An observable and the operators you use on it will execute and notify observers on the same thread on which the subscribe operator is being used.
Schedulers are an abstraction that let you specify distinct queues on which to perform work. It is always a good idea to move all the intensive work off the main thread to keep it as responsive as possible for users, and schedulers make it easy to do this. They can be Serial or Concurrent.
You will use a serial scheduler if you want to ensure that work is carried out on that queue in the order it was added to the queue, otherwise you will typically just use a concurrent queue.
There are built-in scheduler types that work with Grand Central Dispatch (GCD) queues and NSOperationQueues. These are as listed:
- SerialDispatchQueueScheduler, which will dispatch work on a specified serial dispatch queue
- ConcurrentDispatchQueueScheduler, which will dispatch work on a concurrent dispatch queue
- OperationQueueScheduler, which will perform the work on a specified NSOperations queue
You can also create your own custom schedulers by conforming to the ImmediateScheduler protocol.
You also have access to a couple of helpful singletons that can be useful for common needs, such as the following:
CurrentThreadScheduler, which represents the current thread and is the default scheduler, and MainScheduler, which represents the main thread typically used for all UI-related work.

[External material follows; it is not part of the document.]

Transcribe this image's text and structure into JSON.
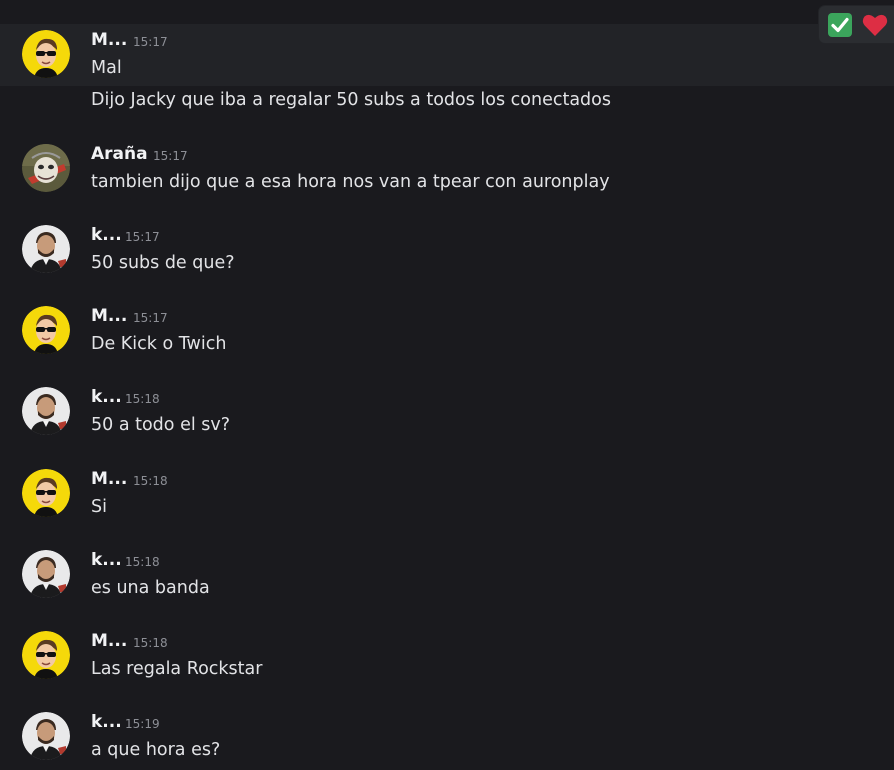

To specify a scheduler on which a subscription is created, it’s handled or executed and is disposed of using the suscribeOn operator. This operator is not used normally, instead observeOn is used most of the time; it specifies the scheduler about the next, error, and completed events. The important thing to remember is that subscribeOn will direct which subscription is running on which scheduler, whereas observeOn only directs which scheduler to use after or below where observeOn is used in a chain.
In the next blog I will talk about when should you consider using Rx while creating IOS apps, till then stay tuned and enjoy reading:)
To have a solid grasp over reactive concepts and write IOS applications in RxSwift you can find the link to my book Reactive programming in Swift 4
Thanks for reading, please share it if you found it useful :)